Lockheed Martin announced Tuesday that the extended-range version of its JASSM cruise missile performed well in two recent test flights at White Sands Missile Range, N.M. B-1B bombers released the missiles from different altitudes during the tests; each missile effectively navigated to its intended target and destroyed it, according to the company. These flights included exercising JASSM-ER’s ability to control the time of flight to engage time-critical targets. With these tests, Lockheed says the JASSM-ER model has been successful in 10 of 11 developmental flight tests. The defense acquisition board is scheduled to review the JASSM-ER program in early December and decide whether it may advance to its low-rate production phase.
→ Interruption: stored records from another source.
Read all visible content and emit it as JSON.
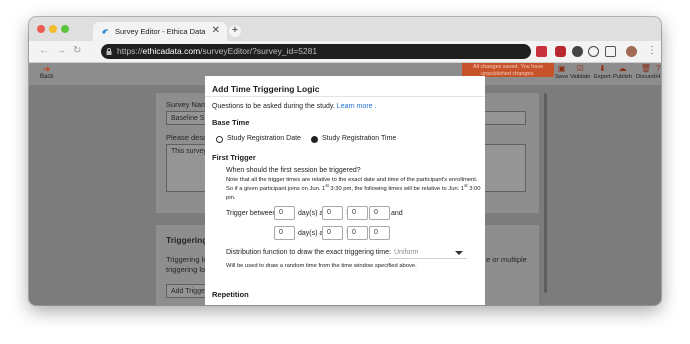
{
  "browser": {
    "tab_title": "Survey Editor - Ethica Data",
    "tab_close": "✕",
    "new_tab": "+",
    "url_prefix": "https://",
    "url_domain": "ethicadata.com",
    "url_path": "/surveyEditor/?survey_id=5281",
    "nav_back": "←",
    "nav_forward": "→",
    "nav_reload": "↻"
  },
  "toolbar": {
    "back_label": "Back",
    "notice_line1": "All changes saved. You have",
    "notice_line2": "unpublished changes.",
    "save_label": "Save",
    "validate_label": "Validate",
    "export_label": "Export",
    "publish_label": "Publish",
    "discard_label": "Discard",
    "help_label": "H"
  },
  "background": {
    "survey_name_label": "Survey Name",
    "survey_name_value": "Baseline S",
    "description_label": "Please descr",
    "description_value": "This survey",
    "triggering_title": "Triggering L",
    "triggering_text1": "Triggering lo",
    "triggering_text2": "triggering lo",
    "right_text": "e or multiple",
    "add_trigger_button": "Add Trigge"
  },
  "modal": {
    "title": "Add Time Triggering Logic",
    "intro_text": "Questions to be asked during the study.",
    "learn_more": "Learn more .",
    "base_time_heading": "Base Time",
    "option_registration_date": "Study Registration Date",
    "option_registration_time": "Study Registration Time",
    "first_trigger_heading": "First Trigger",
    "question": "When should the first session be triggered?",
    "note_line1": "Note that all the trigger times are relative to the exact date and time of the participant's enrollment.",
    "note_line2_a": "So if a given participant joins on Jun. 1",
    "note_sup": "st",
    "note_line2_b": " 3:30 pm, the following times will be relative to Jun. 1",
    "note_line2_c": " 3:00",
    "note_line3": "pm.",
    "trigger_between_label": "Trigger between",
    "days_at_label": "day(s) at",
    "and_label": "and",
    "colon": ":",
    "from": {
      "days": "0",
      "hours": "0",
      "minutes": "0",
      "seconds": "0"
    },
    "to": {
      "days": "0",
      "hours": "0",
      "minutes": "0",
      "seconds": "0"
    },
    "distribution_label": "Distribution function to draw the exact triggering time:",
    "distribution_value": "Uniform",
    "distribution_help": "Will be used to draw a random time from the time window specified above.",
    "repetition_heading": "Repetition"
  },
  "colors": {
    "accent": "#c8431e",
    "link": "#1f6fd1",
    "notice_bg": "#c7532b"
  }
}
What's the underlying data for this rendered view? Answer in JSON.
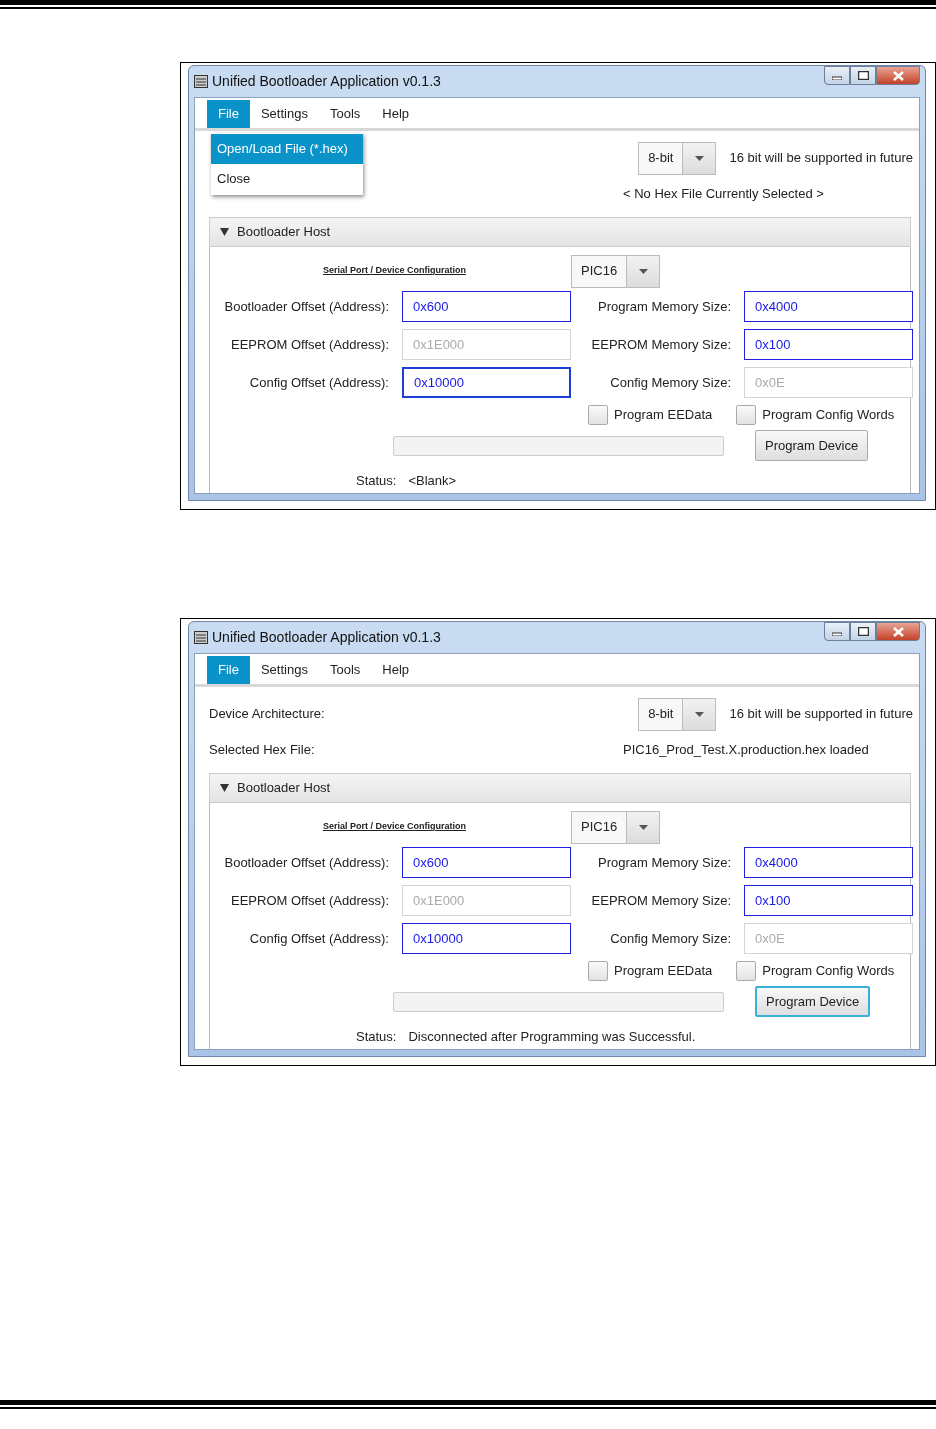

While the Government Accountability Office last month called on the Defense Department to defer this decision, Col. Steve Demers, the Air Force’s JASSM program manager, said in Lockheed’s release he’s “confident JASSM-ER is ready for production.”
Unlike nearly every other innovative technology throughout history, Maj. Gen. DeAnna M. Burt believes the space enterprise emerged backward. “Every other domain started with an entrepreneur who built something,” Burt, the special assistant to the Chief of Space Operations, told an audience at AFA’s Air, Space & Cyber Conference.